De Blasio, who has been calling for an OPC pilot program since 2018, noted that more than 2,000 people died of a drug overdose in New York City in 2020, the highest number since reporting began in 2000. Nationwide, more than 90,000 people died of an overdose in 2020, according to the Centers for Disease Control and Prevention, the worst year ever recorded.

Supervised Injection Sites Save Lives

Internationally, supervised injection sites have been saving lives for decades. Research over 30 years at more than 100 such facilities has proven the efficacy of such programs. No overdose deaths have ever been recorded at a supervised injection site, and research has also shown that the sites reduce public drug use, litter from syringes and drug-related crime in surrounding neighborhoods.

“After exhaustive study, we know the right path forward to protect the most vulnerable people in our city, and we will not hesitate to take it,” de Blasio said in a statement at the time. “Overdose Prevention Centers are a safe and effective way to address the opioid crisis. I’m proud to show cities in this country that after decades of failure, a smarter approach is possible.”

Council Member Mark Levine, chair of the City Council Health Committee, said that “NYC has taken historic action against the mounting crisis of opioid deaths with the opening of the nation’s first overdose prevention centers.”

“This strategy is proven to save lives, and is desperately needed at a moment when fatalities are rising fast,” Levine added. “I applaud the city as well as the providers who offer these lifesaving services for this bold approach to stopping this crisis.”

The city’s OPCs are operated by outreach and education group New York Harm Reduction Educators, which has opened two supervised injection sites at existing facilities in Harlem and Washington Heights. As of December 14, only two weeks into the program, the two sites had registered 350 participants and staff had already reversed 43 overdoses, according to a report from WNYC/Gothamist.

City Leaders Seek Support from Biden Administration

The success of New York’s OPCs has led a group of city leaders to call on the administration of President Joe Biden to support federal authorization of supervised injection sites nationwide. Under the federal Controlled Substances Act, it is illegal to operate, own or rent a location for the purpose of using illegal drugs. 

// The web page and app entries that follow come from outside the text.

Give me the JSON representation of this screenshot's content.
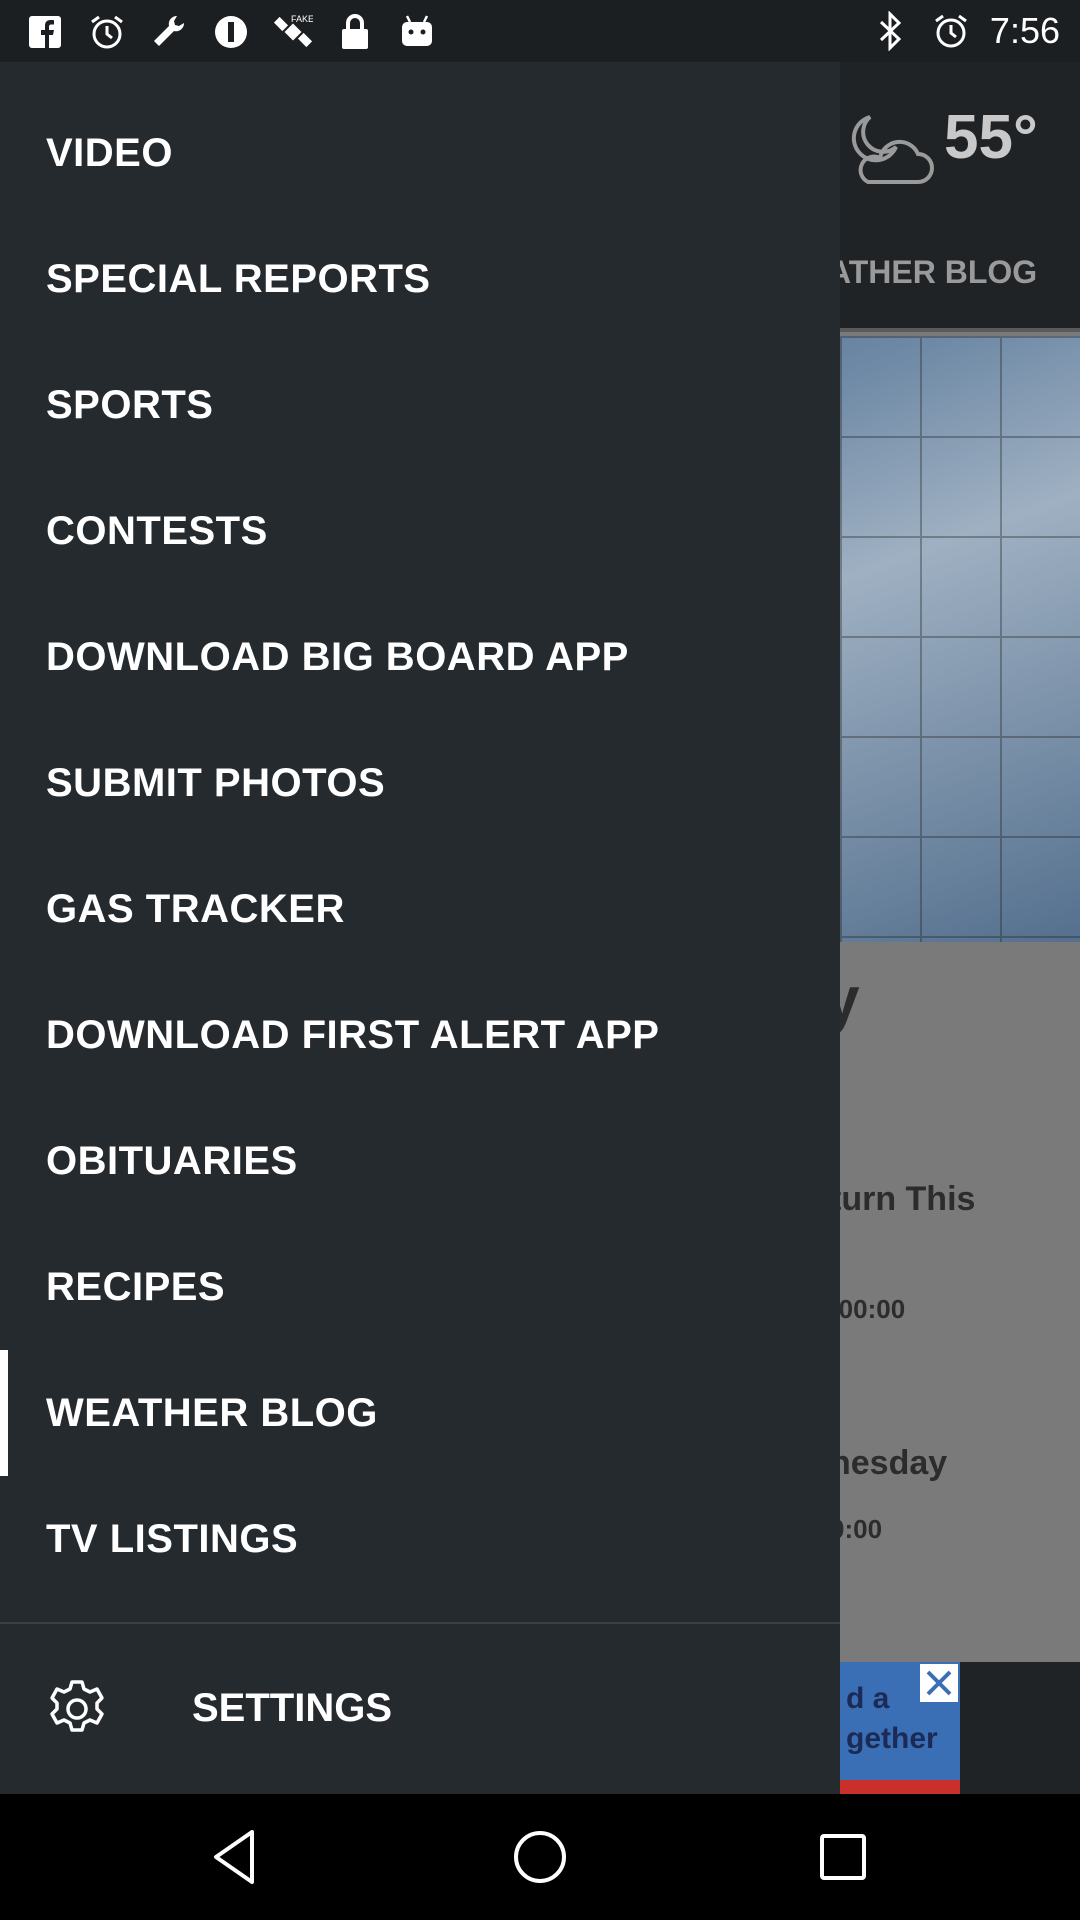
{
  "status_bar": {
    "time": "7:56",
    "left_icons": [
      "facebook-icon",
      "alarm-icon",
      "wrench-icon",
      "info-circle-icon",
      "satellite-icon",
      "lock-icon",
      "android-icon"
    ],
    "right_icons": [
      "bluetooth-icon",
      "alarm-icon"
    ]
  },
  "background_app": {
    "temperature": "55°",
    "tab_label": "ATHER BLOG",
    "headline_fragment": "y",
    "article1_fragment": "turn This",
    "article1_time": "-00:00",
    "article2_fragment": "nesday",
    "article2_time": "0:00",
    "ad_line1": "d a",
    "ad_line2": "gether"
  },
  "drawer": {
    "items": [
      {
        "label": "VIDEO"
      },
      {
        "label": "SPECIAL REPORTS"
      },
      {
        "label": "SPORTS"
      },
      {
        "label": "CONTESTS"
      },
      {
        "label": "DOWNLOAD BIG BOARD APP"
      },
      {
        "label": "SUBMIT PHOTOS"
      },
      {
        "label": "GAS TRACKER"
      },
      {
        "label": "DOWNLOAD FIRST ALERT APP"
      },
      {
        "label": "OBITUARIES"
      },
      {
        "label": "RECIPES"
      },
      {
        "label": "WEATHER BLOG",
        "active": true
      },
      {
        "label": "TV LISTINGS"
      }
    ],
    "settings_label": "SETTINGS"
  },
  "nav_bar": {
    "buttons": [
      "back-icon",
      "home-icon",
      "recents-icon"
    ]
  }
}
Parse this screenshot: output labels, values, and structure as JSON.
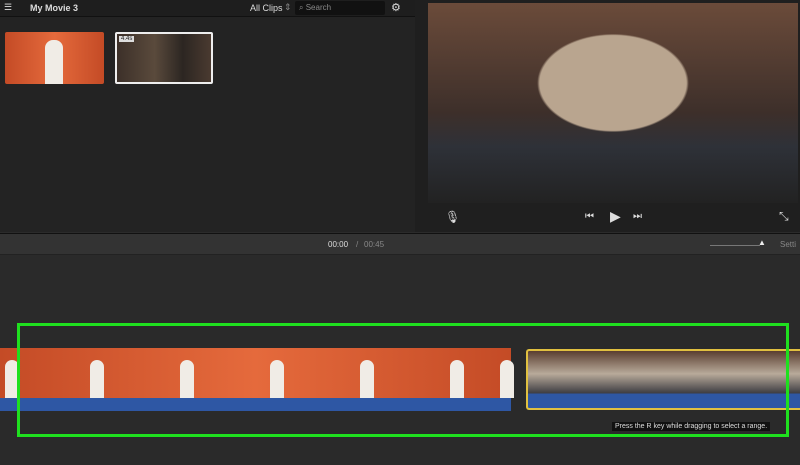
{
  "header": {
    "project_title": "My Movie 3",
    "filter_label": "All Clips",
    "search_placeholder": "Search"
  },
  "browser": {
    "clips": [
      {
        "name": "orange-background-clip"
      },
      {
        "name": "office-clip",
        "badge": "4.4s"
      }
    ]
  },
  "viewer": {
    "controls": [
      "microphone",
      "skip-back",
      "play",
      "skip-forward",
      "fullscreen"
    ]
  },
  "timebar": {
    "current_time": "00:00",
    "separator": "/",
    "total_time": "00:45",
    "settings_label": "Setti"
  },
  "timeline": {
    "tooltip": "Press the R key while dragging to select a range.",
    "colors": {
      "highlight": "#1fe01f",
      "audio": "#2e57a4",
      "selection": "#e0c040"
    }
  }
}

In an op-ed published on December 15, New York City Health Commissioner Dr. Dave A. Chokshi, Bronx District Attorney Darcel Clark, Brooklyn District Attorney Eric Gonzalez, Queens District Attorney Melinda Katz and Manhattan District Attorney Cy Vance called on Biden to provide legal protection for OPCs to open across the country. 

They noted that in April, New York had joined the cities of San Francisco, Oakland, Philadelphia, Pittsburgh and Somerville, Massachusetts, in a letter to Attorney General Merrick Garland, asking the Justice Department to deprioritize enforcement of federal drug laws against supervised injection sites. But so far, no response has been received from federal officials.

The civic leaders also noted that Biden had recently become the first president to include harm reduction in his drug policy priorities and said that New York’s OPCs could be a model for the nation. Under the American Rescue Plan passed by Congress in March, $30 million was appropriated to state, local and tribal governments and organizations for overdose prevention and harm reduction services.

“It is time to embrace bold strategies in the face of public health crises, even if they may seem radical at first,” they wrote in the BuzzFeed News op-ed. “Thirty years ago, in the midst of the HIV/AIDS epidemic, New York City activists started one of the first syringe service programs in the country and, as a result, reduced HIV transmission among people who inject drugs, averting countless deaths.”

“We urge the Biden administration to endorse overdose prevention centers, empowering state and local jurisdictions to fully leverage their resources and authority to build healthier and safer cities, towns and communities,” the civic leaders concluded.

The post New York City’s Supervised Injection Sites Call for Biden’s Support appeared first on High Times.